» **REQUIRED ACTION**:
Begin with the line where "Give me the" appears. Set down that line and the rest of the records below it exactly as given.

» **GIVEN DATA**:
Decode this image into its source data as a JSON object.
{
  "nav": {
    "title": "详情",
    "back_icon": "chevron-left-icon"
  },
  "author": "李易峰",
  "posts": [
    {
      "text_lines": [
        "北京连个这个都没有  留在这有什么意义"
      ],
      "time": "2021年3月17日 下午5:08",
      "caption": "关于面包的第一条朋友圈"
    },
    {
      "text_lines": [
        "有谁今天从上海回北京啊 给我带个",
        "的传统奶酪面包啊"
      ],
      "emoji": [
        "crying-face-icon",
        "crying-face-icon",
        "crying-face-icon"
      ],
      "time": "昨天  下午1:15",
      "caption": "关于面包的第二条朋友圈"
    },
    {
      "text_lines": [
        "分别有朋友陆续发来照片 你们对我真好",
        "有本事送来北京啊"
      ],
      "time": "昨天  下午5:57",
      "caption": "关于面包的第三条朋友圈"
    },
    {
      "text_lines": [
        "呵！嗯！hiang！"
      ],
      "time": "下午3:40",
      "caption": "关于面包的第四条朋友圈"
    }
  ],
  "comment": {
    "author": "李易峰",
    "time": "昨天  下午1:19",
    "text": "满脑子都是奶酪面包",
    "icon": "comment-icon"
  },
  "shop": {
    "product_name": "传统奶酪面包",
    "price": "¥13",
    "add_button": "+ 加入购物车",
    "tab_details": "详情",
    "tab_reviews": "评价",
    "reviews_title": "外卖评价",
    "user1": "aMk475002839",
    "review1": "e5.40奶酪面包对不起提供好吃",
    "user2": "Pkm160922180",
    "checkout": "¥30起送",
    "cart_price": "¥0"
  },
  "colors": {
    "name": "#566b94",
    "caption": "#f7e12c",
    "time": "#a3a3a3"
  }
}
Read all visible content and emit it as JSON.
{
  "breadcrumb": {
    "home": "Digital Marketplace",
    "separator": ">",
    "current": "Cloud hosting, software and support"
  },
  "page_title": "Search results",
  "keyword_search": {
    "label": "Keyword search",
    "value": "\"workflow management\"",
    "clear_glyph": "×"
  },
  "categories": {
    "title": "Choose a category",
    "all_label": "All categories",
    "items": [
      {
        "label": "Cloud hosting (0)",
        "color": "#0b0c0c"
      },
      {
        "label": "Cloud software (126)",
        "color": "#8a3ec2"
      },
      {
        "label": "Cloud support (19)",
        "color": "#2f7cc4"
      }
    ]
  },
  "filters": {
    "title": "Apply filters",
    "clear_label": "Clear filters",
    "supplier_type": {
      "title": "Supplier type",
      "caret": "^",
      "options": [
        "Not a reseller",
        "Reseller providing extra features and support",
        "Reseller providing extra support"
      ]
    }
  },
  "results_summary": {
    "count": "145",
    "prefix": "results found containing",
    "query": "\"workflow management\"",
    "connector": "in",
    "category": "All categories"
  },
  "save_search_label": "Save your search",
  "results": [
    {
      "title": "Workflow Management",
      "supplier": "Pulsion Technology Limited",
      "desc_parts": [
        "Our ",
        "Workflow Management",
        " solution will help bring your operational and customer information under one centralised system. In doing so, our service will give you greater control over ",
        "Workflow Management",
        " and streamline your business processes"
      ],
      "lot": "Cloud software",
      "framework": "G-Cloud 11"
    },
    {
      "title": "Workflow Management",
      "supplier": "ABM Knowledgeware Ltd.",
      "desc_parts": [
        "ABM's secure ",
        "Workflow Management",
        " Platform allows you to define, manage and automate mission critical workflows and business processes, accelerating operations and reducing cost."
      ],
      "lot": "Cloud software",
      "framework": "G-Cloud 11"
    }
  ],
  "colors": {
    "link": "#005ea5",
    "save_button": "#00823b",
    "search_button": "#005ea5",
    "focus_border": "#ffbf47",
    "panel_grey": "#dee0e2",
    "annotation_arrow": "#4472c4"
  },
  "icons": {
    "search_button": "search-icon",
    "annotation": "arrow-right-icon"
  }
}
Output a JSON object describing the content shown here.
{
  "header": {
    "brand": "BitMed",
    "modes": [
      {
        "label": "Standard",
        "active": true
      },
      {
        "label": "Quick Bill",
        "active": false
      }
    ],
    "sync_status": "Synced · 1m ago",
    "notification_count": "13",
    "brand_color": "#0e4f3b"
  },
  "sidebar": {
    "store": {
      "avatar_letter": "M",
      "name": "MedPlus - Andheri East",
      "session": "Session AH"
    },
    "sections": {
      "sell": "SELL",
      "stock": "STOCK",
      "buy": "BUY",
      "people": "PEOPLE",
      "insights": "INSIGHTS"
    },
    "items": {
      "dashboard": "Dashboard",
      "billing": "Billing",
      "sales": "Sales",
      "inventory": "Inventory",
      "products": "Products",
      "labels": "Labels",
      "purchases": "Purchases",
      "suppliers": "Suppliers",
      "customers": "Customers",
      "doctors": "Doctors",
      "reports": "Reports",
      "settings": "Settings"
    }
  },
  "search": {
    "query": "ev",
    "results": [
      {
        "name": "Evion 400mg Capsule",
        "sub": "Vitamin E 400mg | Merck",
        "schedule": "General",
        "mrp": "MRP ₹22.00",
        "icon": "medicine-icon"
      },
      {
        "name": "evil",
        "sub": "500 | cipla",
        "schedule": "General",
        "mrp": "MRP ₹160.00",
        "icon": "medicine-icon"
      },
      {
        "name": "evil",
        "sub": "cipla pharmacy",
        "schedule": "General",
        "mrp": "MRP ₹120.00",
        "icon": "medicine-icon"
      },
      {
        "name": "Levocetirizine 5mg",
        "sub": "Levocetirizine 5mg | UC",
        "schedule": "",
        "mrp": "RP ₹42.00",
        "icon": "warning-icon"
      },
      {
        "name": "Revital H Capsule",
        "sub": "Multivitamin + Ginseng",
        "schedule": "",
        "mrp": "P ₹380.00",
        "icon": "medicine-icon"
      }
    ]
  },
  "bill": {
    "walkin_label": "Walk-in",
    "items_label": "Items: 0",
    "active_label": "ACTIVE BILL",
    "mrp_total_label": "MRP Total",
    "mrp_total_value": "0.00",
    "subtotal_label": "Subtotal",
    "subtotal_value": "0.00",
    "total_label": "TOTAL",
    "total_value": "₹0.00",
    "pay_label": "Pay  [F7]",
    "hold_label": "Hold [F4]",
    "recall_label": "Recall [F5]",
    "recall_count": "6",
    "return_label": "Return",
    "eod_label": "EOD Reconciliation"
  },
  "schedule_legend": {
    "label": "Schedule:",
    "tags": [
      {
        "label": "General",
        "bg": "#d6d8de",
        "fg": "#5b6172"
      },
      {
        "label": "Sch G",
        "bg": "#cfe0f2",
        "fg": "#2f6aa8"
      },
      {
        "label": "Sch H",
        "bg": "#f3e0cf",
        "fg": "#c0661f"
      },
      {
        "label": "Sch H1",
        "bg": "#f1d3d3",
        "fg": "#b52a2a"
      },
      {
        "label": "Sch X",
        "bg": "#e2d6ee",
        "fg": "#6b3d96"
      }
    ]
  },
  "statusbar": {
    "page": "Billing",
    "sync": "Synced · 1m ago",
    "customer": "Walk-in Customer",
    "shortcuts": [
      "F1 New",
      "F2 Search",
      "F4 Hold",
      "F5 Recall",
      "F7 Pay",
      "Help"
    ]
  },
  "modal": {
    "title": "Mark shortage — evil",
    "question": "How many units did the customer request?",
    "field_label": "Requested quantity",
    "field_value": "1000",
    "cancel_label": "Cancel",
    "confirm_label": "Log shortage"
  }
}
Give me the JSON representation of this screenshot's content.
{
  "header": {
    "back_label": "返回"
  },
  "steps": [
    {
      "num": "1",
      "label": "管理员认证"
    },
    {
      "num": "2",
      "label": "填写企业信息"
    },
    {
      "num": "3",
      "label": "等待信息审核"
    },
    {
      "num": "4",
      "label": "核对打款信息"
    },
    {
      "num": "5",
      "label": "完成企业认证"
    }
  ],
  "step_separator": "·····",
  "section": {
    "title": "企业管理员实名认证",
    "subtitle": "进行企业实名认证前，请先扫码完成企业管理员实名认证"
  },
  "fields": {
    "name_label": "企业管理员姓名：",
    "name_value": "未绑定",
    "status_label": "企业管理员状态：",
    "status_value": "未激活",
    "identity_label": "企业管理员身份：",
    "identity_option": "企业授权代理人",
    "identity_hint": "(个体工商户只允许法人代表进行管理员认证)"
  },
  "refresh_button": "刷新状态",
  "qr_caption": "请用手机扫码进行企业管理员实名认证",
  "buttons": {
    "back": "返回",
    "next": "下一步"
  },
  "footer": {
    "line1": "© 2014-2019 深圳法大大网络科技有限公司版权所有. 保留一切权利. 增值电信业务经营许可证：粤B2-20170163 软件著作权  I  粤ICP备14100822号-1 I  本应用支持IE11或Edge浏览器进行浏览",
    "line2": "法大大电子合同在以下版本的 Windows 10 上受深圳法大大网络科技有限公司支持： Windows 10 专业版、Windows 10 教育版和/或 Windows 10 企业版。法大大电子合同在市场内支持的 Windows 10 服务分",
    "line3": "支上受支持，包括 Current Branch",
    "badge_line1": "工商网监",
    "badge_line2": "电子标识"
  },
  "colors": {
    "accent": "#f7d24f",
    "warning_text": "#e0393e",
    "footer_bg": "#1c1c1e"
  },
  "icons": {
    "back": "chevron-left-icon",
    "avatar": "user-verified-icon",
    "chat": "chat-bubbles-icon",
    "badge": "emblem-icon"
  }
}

» **RESPONSE**:
Give me the JSON representation of this screenshot's content.
{
  "header": {
    "back_label": "返回"
  },
  "steps": [
    {
      "num": "1",
      "label": "管理员认证"
    },
    {
      "num": "2",
      "label": "填写企业信息"
    },
    {
      "num": "3",
      "label": "等待信息审核"
    },
    {
      "num": "4",
      "label": "核对打款信息"
    },
    {
      "num": "5",
      "label": "完成企业认证"
    }
  ],
  "step_separator": "·····",
  "section": {
    "title": "企业管理员实名认证",
    "subtitle": "进行企业实名认证前，请先扫码完成企业管理员实名认证"
  },
  "fields": {
    "name_label": "企业管理员姓名：",
    "name_value": "未绑定",
    "status_label": "企业管理员状态：",
    "status_value": "未激活",
    "identity_label": "企业管理员身份：",
    "identity_option": "企业授权代理人",
    "identity_hint": "(个体工商户只允许法人代表进行管理员认证)"
  },
  "refresh_button": "刷新状态",
  "qr_caption": "请用手机扫码进行企业管理员实名认证",
  "buttons": {
    "back": "返回",
    "next": "下一步"
  },
  "footer": {
    "line1": "© 2014-2019 深圳法大大网络科技有限公司版权所有. 保留一切权利. 增值电信业务经营许可证：粤B2-20170163 软件著作权  I  粤ICP备14100822号-1 I  本应用支持IE11或Edge浏览器进行浏览",
    "line2": "法大大电子合同在以下版本的 Windows 10 上受深圳法大大网络科技有限公司支持： Windows 10 专业版、Windows 10 教育版和/或 Windows 10 企业版。法大大电子合同在市场内支持的 Windows 10 服务分",
    "line3": "支上受支持，包括 Current Branch",
    "badge_line1": "工商网监",
    "badge_line2": "电子标识"
  },
  "colors": {
    "accent": "#f7d24f",
    "warning_text": "#e0393e",
    "footer_bg": "#1c1c1e"
  },
  "icons": {
    "back": "chevron-left-icon",
    "avatar": "user-verified-icon",
    "chat": "chat-bubbles-icon",
    "badge": "emblem-icon"
  }
}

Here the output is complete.